(Data)

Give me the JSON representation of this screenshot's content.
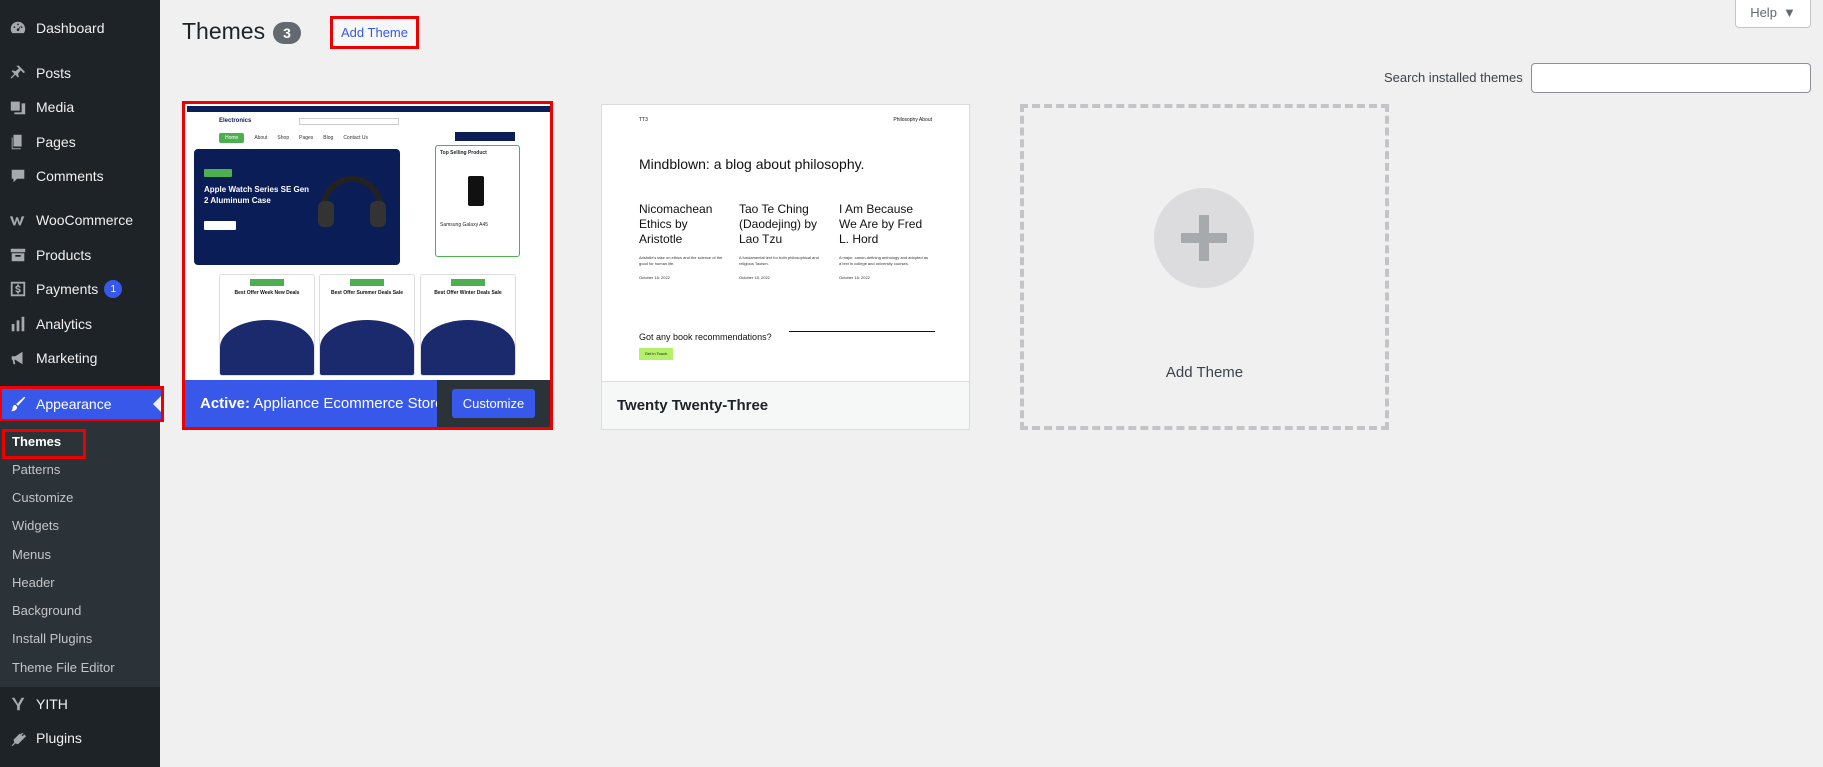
{
  "sidebar": {
    "items": [
      {
        "label": "Dashboard",
        "icon": "dashboard-icon"
      },
      {
        "label": "Posts",
        "icon": "pin-icon"
      },
      {
        "label": "Media",
        "icon": "media-icon"
      },
      {
        "label": "Pages",
        "icon": "pages-icon"
      },
      {
        "label": "Comments",
        "icon": "comment-icon"
      },
      {
        "label": "WooCommerce",
        "icon": "woo-icon"
      },
      {
        "label": "Products",
        "icon": "archive-icon"
      },
      {
        "label": "Payments",
        "icon": "dollar-icon",
        "badge": "1"
      },
      {
        "label": "Analytics",
        "icon": "bar-chart-icon"
      },
      {
        "label": "Marketing",
        "icon": "megaphone-icon"
      },
      {
        "label": "Appearance",
        "icon": "brush-icon"
      },
      {
        "label": "YITH",
        "icon": "yith-icon"
      },
      {
        "label": "Plugins",
        "icon": "plug-icon"
      }
    ],
    "submenu": [
      "Themes",
      "Patterns",
      "Customize",
      "Widgets",
      "Menus",
      "Header",
      "Background",
      "Install Plugins",
      "Theme File Editor"
    ]
  },
  "header": {
    "title": "Themes",
    "count": "3",
    "add_theme": "Add Theme",
    "help": "Help",
    "search_label": "Search installed themes",
    "search_value": ""
  },
  "themes": {
    "active": {
      "prefix": "Active:",
      "name": "Appliance Ecommerce Store",
      "customize": "Customize"
    },
    "second": {
      "name": "Twenty Twenty-Three"
    },
    "add": {
      "label": "Add Theme"
    }
  },
  "preview1": {
    "logo": "Electronics",
    "menu": [
      "Home",
      "About",
      "Shop",
      "Pages",
      "Blog",
      "Contact Us"
    ],
    "hero": "Apple Watch Series SE Gen 2 Aluminum Case",
    "side_title": "Top Selling Product",
    "side_product": "Samsung Galaxy A45",
    "boxes": [
      "Best Offer Week New Deals",
      "Best Offer Summer Deals Sale",
      "Best Offer Winter Deals Sale"
    ]
  },
  "preview2": {
    "site": "TT3",
    "nav": "Philosophy   About",
    "headline": "Mindblown: a blog about philosophy.",
    "posts": [
      {
        "title": "Nicomachean Ethics by Aristotle",
        "excerpt": "Aristotle's take on ethics and the science of the good for human life.",
        "date": "October 18, 2022"
      },
      {
        "title": "Tao Te Ching (Daodejing) by Lao Tzu",
        "excerpt": "A fundamental text for both philosophical and religious Taoism.",
        "date": "October 18, 2022"
      },
      {
        "title": "I Am Because We Are by Fred L. Hord",
        "excerpt": "A major, canon-defining anthology and adopted as a text in college and university courses.",
        "date": "October 18, 2022"
      }
    ],
    "question": "Got any book recommendations?",
    "button": "Get In Touch"
  }
}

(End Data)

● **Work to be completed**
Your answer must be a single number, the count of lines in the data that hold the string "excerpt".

● **Exercise output**
3